* _Work instructions_: Starting with the line that contains "Extract the structured", reproduce each line through the end of the entries exactly as written.

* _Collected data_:
Content starts
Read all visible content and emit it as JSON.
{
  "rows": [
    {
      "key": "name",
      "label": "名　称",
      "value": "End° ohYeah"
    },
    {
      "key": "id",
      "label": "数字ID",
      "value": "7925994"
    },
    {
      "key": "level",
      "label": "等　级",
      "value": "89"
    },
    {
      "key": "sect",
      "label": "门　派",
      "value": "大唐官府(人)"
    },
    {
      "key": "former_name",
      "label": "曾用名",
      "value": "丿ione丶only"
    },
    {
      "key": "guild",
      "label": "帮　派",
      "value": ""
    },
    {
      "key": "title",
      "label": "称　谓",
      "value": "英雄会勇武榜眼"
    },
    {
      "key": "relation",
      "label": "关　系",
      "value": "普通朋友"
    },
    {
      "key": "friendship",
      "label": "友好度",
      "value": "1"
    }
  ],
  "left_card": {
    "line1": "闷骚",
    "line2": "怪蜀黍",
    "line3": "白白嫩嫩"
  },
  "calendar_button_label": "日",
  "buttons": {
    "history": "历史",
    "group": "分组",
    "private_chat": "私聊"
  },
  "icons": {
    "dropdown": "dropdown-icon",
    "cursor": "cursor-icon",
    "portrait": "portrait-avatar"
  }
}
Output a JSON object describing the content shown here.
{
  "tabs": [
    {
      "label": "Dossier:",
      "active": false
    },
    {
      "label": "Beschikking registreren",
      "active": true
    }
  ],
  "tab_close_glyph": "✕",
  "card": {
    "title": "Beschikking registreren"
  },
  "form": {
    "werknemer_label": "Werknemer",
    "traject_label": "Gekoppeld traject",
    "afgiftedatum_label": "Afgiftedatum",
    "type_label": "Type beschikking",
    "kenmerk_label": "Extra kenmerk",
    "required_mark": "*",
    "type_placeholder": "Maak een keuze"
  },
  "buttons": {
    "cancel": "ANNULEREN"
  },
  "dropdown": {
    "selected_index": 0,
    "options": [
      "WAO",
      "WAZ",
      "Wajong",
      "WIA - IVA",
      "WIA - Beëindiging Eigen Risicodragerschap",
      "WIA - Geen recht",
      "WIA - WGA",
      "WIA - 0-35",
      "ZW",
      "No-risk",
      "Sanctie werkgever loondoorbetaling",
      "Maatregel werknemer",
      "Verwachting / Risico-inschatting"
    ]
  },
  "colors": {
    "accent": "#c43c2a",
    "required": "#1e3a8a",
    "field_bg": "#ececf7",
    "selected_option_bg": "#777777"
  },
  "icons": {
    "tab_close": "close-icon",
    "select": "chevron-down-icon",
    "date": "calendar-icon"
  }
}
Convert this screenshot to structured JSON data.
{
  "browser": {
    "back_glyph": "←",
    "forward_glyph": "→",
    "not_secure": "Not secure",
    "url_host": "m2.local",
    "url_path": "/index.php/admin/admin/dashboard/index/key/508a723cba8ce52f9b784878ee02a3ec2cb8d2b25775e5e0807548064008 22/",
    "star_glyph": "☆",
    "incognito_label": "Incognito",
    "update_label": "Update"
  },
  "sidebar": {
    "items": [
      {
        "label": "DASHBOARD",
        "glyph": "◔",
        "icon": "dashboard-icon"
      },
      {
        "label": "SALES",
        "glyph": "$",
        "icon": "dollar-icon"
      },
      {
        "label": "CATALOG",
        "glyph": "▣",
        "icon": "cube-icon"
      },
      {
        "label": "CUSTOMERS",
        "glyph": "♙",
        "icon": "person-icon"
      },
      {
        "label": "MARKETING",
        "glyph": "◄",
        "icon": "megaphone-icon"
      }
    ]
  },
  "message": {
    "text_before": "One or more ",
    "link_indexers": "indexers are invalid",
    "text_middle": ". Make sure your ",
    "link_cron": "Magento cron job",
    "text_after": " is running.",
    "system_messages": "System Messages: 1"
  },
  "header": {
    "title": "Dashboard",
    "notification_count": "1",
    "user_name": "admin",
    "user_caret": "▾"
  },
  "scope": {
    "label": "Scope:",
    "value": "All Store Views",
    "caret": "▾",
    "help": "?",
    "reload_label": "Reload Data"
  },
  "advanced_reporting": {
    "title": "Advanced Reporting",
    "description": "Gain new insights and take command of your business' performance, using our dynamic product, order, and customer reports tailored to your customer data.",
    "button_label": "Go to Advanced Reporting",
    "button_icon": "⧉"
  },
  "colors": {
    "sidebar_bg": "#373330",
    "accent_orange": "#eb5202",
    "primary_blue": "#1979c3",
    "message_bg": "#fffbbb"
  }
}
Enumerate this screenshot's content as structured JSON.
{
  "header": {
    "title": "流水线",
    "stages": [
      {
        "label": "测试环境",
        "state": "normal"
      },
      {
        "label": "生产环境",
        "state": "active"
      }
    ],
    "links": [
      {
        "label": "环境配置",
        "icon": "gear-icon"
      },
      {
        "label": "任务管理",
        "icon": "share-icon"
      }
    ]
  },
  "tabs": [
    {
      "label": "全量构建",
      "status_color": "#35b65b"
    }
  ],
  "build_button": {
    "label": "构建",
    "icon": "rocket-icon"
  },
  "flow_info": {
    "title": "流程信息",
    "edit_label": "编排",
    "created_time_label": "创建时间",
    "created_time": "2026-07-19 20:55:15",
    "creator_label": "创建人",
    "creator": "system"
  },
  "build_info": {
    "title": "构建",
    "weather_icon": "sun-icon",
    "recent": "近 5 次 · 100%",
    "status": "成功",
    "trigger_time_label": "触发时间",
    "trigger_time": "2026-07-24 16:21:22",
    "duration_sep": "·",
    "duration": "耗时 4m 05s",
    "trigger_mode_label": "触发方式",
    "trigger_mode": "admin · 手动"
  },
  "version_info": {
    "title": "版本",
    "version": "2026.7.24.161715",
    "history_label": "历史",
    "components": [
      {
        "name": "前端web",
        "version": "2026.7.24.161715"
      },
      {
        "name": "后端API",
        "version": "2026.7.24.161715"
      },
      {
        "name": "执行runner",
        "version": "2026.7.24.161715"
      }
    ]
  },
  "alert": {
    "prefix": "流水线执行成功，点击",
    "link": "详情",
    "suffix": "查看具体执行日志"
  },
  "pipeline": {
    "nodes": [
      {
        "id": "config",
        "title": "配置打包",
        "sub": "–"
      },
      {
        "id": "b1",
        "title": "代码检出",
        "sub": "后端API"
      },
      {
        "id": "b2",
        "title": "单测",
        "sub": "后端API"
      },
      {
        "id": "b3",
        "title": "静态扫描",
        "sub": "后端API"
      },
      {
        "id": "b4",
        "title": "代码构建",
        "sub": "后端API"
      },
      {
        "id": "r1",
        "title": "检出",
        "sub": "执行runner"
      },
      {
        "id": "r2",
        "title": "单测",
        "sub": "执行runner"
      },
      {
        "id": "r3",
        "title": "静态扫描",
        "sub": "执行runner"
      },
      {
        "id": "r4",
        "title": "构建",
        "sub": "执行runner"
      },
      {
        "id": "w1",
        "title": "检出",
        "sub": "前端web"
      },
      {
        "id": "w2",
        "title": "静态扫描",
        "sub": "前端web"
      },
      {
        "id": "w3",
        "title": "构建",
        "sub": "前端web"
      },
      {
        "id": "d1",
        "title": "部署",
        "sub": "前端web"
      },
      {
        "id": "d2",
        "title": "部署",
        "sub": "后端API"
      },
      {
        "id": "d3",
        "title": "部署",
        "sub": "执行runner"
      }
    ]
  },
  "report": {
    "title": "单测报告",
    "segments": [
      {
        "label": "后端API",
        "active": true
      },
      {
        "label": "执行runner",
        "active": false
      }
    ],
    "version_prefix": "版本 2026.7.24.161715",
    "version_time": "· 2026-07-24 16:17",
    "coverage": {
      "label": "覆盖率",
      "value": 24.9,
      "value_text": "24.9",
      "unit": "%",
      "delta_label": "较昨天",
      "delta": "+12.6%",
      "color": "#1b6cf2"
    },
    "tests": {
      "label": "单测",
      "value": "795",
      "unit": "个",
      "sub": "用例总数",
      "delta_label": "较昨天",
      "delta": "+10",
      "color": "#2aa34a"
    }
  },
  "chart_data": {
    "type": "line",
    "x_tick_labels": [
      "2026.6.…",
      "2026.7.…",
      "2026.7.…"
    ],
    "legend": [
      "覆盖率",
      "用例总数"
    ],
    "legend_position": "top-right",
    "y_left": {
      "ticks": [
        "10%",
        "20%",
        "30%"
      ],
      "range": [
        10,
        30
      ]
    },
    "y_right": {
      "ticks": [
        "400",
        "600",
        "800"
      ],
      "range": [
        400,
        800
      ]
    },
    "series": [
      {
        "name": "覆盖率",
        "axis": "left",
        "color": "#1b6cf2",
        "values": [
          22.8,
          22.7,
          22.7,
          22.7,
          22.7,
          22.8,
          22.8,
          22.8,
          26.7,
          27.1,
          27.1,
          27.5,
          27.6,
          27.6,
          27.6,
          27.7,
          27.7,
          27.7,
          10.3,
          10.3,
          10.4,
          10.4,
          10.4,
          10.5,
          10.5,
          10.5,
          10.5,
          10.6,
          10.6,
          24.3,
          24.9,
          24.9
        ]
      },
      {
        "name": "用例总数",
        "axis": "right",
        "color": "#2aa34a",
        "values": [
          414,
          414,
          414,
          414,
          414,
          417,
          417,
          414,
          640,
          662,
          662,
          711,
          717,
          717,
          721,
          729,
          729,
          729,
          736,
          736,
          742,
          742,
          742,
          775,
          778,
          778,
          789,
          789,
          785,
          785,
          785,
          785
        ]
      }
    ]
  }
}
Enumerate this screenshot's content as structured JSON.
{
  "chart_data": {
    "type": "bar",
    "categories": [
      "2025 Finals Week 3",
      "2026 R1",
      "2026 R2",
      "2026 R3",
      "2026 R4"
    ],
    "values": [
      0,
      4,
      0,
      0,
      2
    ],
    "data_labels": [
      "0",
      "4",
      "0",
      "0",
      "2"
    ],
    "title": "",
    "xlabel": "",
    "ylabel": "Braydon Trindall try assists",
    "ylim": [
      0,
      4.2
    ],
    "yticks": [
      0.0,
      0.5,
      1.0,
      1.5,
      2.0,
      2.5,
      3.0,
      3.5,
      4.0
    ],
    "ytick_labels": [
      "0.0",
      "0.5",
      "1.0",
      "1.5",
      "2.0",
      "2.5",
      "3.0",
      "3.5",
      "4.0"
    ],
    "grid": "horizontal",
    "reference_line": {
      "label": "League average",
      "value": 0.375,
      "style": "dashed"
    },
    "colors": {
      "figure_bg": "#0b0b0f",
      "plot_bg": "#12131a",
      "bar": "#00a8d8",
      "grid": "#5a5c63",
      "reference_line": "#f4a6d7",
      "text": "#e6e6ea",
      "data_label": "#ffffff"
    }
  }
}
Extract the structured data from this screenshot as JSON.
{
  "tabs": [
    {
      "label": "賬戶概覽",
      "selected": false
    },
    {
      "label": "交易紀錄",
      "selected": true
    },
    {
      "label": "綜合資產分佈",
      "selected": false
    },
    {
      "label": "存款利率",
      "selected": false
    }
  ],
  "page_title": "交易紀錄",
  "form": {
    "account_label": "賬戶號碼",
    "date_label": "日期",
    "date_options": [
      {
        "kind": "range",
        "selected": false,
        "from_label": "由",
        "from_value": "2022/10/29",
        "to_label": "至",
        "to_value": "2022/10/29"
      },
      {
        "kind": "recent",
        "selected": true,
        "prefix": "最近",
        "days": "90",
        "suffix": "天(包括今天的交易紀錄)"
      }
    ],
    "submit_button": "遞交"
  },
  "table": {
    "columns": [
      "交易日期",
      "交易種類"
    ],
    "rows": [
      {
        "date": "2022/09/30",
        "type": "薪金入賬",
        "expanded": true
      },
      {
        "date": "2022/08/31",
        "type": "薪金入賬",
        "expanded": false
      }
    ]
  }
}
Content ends
* _Written solution_:
Extract the structured data from this screenshot as JSON.
{
  "tabs": [
    {
      "label": "賬戶概覽",
      "selected": false
    },
    {
      "label": "交易紀錄",
      "selected": true
    },
    {
      "label": "綜合資產分佈",
      "selected": false
    },
    {
      "label": "存款利率",
      "selected": false
    }
  ],
  "page_title": "交易紀錄",
  "form": {
    "account_label": "賬戶號碼",
    "date_label": "日期",
    "date_options": [
      {
        "kind": "range",
        "selected": false,
        "from_label": "由",
        "from_value": "2022/10/29",
        "to_label": "至",
        "to_value": "2022/10/29"
      },
      {
        "kind": "recent",
        "selected": true,
        "prefix": "最近",
        "days": "90",
        "suffix": "天(包括今天的交易紀錄)"
      }
    ],
    "submit_button": "遞交"
  },
  "table": {
    "columns": [
      "交易日期",
      "交易種類"
    ],
    "rows": [
      {
        "date": "2022/09/30",
        "type": "薪金入賬",
        "expanded": true
      },
      {
        "date": "2022/08/31",
        "type": "薪金入賬",
        "expanded": false
      }
    ]
  }
}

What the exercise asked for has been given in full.